i was scared shitless. i grew up risk averse and yet reckless, a combination not so uncommon among those who have little to lose in status and material goods. i had no long-term planning skills, no sense of agency to choose next steps or any belief that the choices i made would actually impact anything much. i felt like i was supposed to be figuring something out, but i couldn’t, for the life of me, sort out what it was.

i remember thinking, if we could just stay here, skip all the next steps, the part i don’t know how to do. get to the next chapter, whatever that is.

i found myself thinking the exact same thing last week.  different fall evening in Montreal.  no fire escape, no tears this time.  and the illusions of safety centered around leaving the city rather than staying. homecoming as escape from having to get to the next chapter somehow.

i spent our five days in Montreal last week wondering if we could live there, if  i could drag a whole family of four to the city and have us stay afloat, financially and emotionally.

while we were there, i met with a woman who analyses writing and discourse and rhetoric for a living. she’s kind, funny, disarming. open. and she stated flat-out that she’s willing to work with me on my long-neglected Ph.D, be a mentor and supervisor for my dissertation. i’d need to commit to two years in the city.

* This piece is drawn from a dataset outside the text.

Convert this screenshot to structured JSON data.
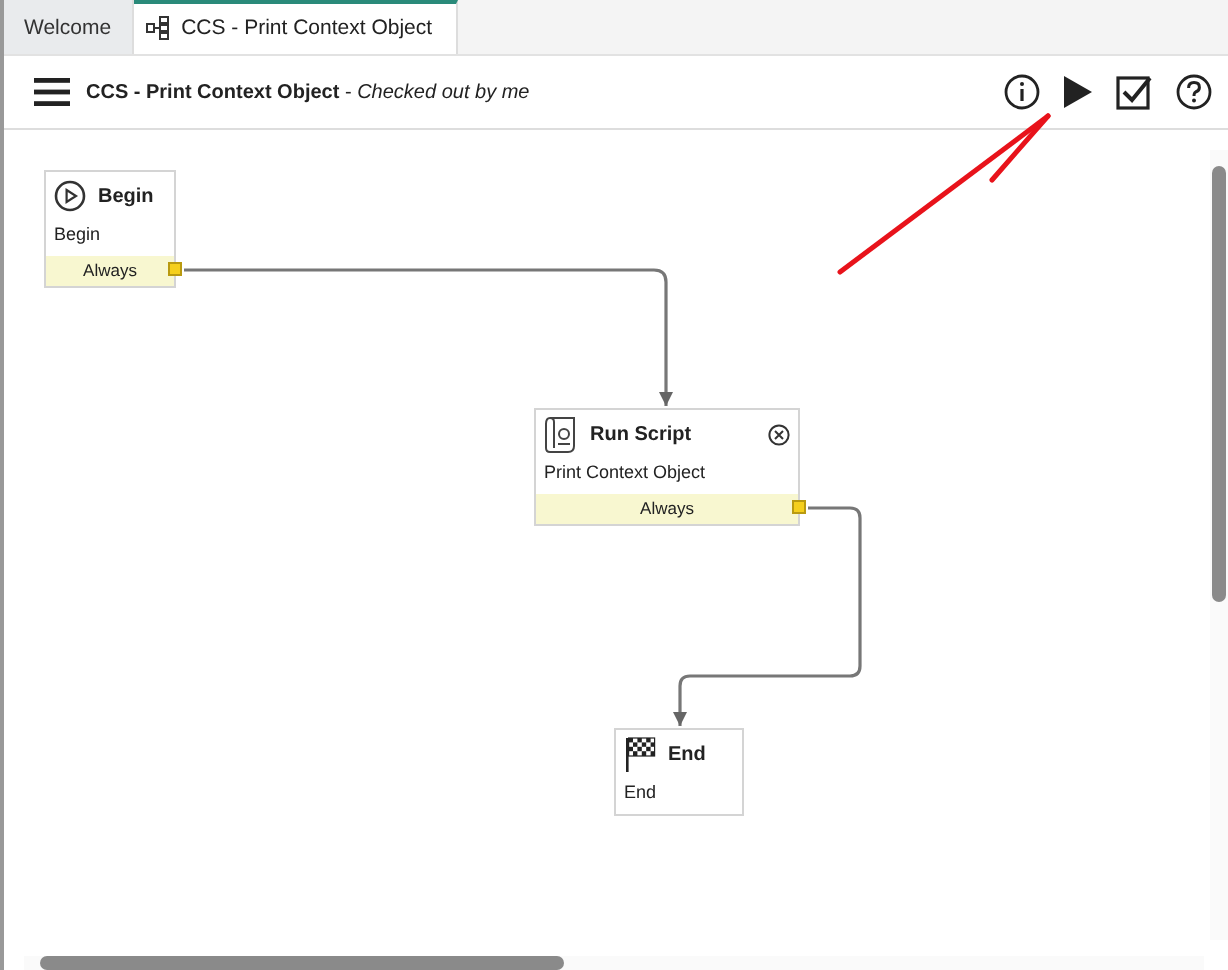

they have little Portuguese pastries there, and a Czech bar. they also have rents three times our mortgage. there are museums, places other than MacDonald’s to take kids to play on a rainy Saturday. there are waiting lists a mile long for childcare, and apparently you have to know where you’re going to be living to even get on them. there would be no Nannie there…my mom gets traveller’s cheques just to leave PEI. which is an occasion reported on the local news.

i meet tomorrow with a representative from the fledgling Ph.D program here.  two faculty members here, whom i respect and am deeply fond of and whom i’ve worked with for a few years now have also said yes, they’d take me on.  if the program will accept me, because they’re only taking four students next year. four is a teensy little number. a number so small it hurts the ego to attempt it, because Everyone Will Know. (that and the blogging about it. that always helps with the privacy).

not much funding for first year in either program, so far as i can tell. my mouth gets dry as cotton when i look at the proposals, the grant applications.

it’s heady and daunting both, an eight-ball of self-doubt and projected glory.  part of me tells myself it makes sense, either way – that investing in my education, after my childbearing hiatus, is the kind of long-term planning i’m still struggling to master.  part of me wants to flatten myself to the ground like a hedgehog and stay stock-still until i can just wake up in the next chapter.

i need to do something about that instinct.

but i have these little kids. they were born in the aftermath of upheaval and sorrow like i hope never to know again. and since they came along, grounding me, making me happy to come home even from the glamour of a hotel room with cable, change scares the shit out of me even more than before.

halp. what would Jesus do? what would you do? i know people move to big cities all the time, even without much capital and with kids. but lord above, this all has me nervous, people. even staying. just the risk of putting it out there, applying, courting the possible no. and the possible yes.

talk me down off the fire escape after all these years, friends. tell me how to think about it all in a way that doesn’t hurt my head quite so much?